The light reflected in the water is still in my eyes, sparkling in my retinas with an iridescent tarnish. I think about the past, about how men related to lakes, about crops reaching their shore and pleading for something to quench their thirst with. I think about the dual nature of man: exploitation and conversation of nature. Together with Fuente de Piedra, La Ratosa, and Campillos, the lakes in Archidona make a large and valuable complex, essential to life in Málaga and Andalusia. Each of them has a nature of its own, they are all very different, but they share the reflection of the bright blue sky in their sweet and salty water. Here, on the hill, I can feel I am one with nature; I am part of something bigger. I touch the earth, I listen to the birds, I feel the harsh and intense smells of the summer, I watch the lake. And the lake is watching me.

Travel Tips and Useful Links

Useful links: To find out more about the Archidona Lakes, visit the websites of Costa del Sol Tourist Board and Government of Andalusia, A Visitor’s Window into Natural Areas. Also, the Archidona Town website contains all the information you need to plan your trip to the lakes.

Images: Here you can see all the photos of this blog entryst.

Geolocation: Find the exact location of this Nature Reserve on the Google map below.

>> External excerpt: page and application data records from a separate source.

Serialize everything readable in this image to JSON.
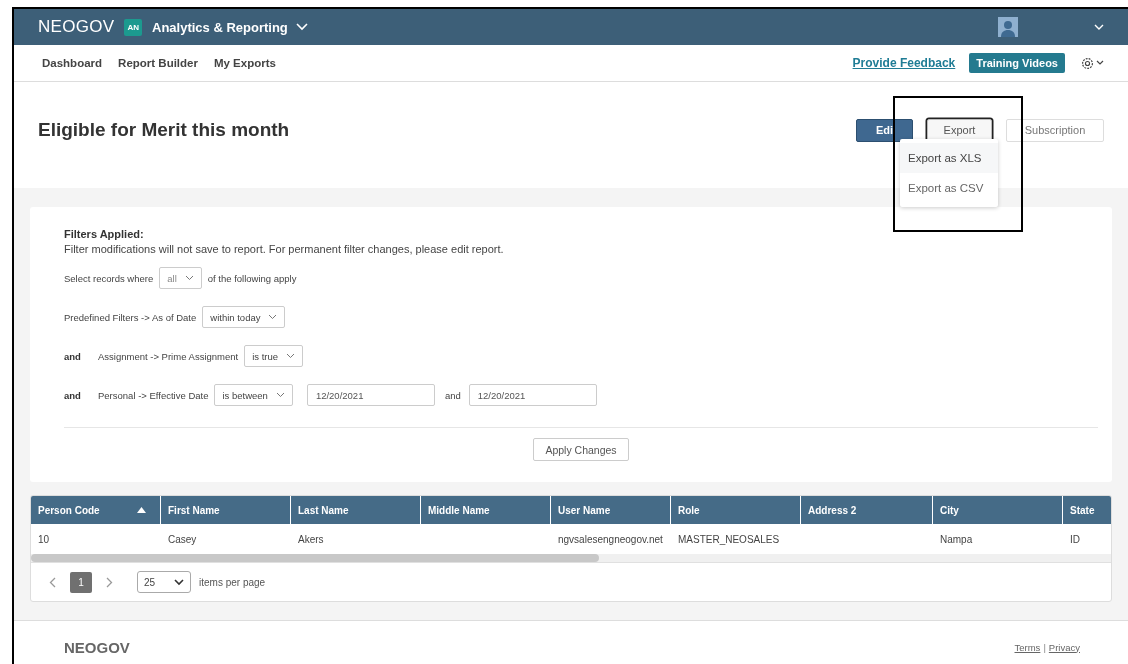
{
  "header": {
    "brand": "NEOGOV",
    "app_badge": "AN",
    "app_name": "Analytics & Reporting"
  },
  "nav": {
    "items": [
      {
        "label": "Dashboard"
      },
      {
        "label": "Report Builder"
      },
      {
        "label": "My Exports"
      }
    ],
    "feedback_link": "Provide Feedback",
    "training_button": "Training Videos"
  },
  "report": {
    "title": "Eligible for Merit this month",
    "buttons": [
      {
        "label": "Edi",
        "kind": "primary"
      },
      {
        "label": "Export",
        "kind": "focused"
      },
      {
        "label": "Subscription",
        "kind": "outline"
      }
    ],
    "export_menu": [
      {
        "label": "Export as XLS",
        "selected": true
      },
      {
        "label": "Export as CSV",
        "selected": false
      }
    ]
  },
  "filters": {
    "heading": "Filters Applied:",
    "note": "Filter modifications will not save to report. For permanent filter changes, please edit report.",
    "match": {
      "prefix": "Select records where",
      "value": "all",
      "suffix": "of the following apply"
    },
    "rows": [
      {
        "field": "Predefined Filters -> As of Date",
        "operator": "within today"
      },
      {
        "conjunction": "and",
        "field": "Assignment -> Prime Assignment",
        "operator": "is true"
      },
      {
        "conjunction": "and",
        "field": "Personal -> Effective Date",
        "operator": "is between",
        "from": "12/20/2021",
        "joiner": "and",
        "to": "12/20/2021"
      }
    ],
    "apply_button": "Apply Changes"
  },
  "table": {
    "columns": [
      {
        "label": "Person Code",
        "sorted": true
      },
      {
        "label": "First Name",
        "sorted": false
      },
      {
        "label": "Last Name",
        "sorted": false
      },
      {
        "label": "Middle Name",
        "sorted": false
      },
      {
        "label": "User Name",
        "sorted": false
      },
      {
        "label": "Role",
        "sorted": false
      },
      {
        "label": "Address 2",
        "sorted": false
      },
      {
        "label": "City",
        "sorted": false
      },
      {
        "label": "State",
        "sorted": false
      }
    ],
    "rows": [
      [
        "10",
        "Casey",
        "Akers",
        null,
        "ngvsalesengneogov.net",
        "MASTER_NEOSALES",
        null,
        "Nampa",
        "ID"
      ]
    ]
  },
  "pagination": {
    "pages": [
      {
        "label": "1",
        "selected": true
      }
    ],
    "page_size": "25",
    "page_size_label": "items per page"
  },
  "footer": {
    "brand": "NEOGOV",
    "links": [
      "Terms",
      "Privacy"
    ],
    "separator": "|"
  }
}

Ver El Color Azul del Cielo "Espacios Naturales de Málaga" en un mapa más grande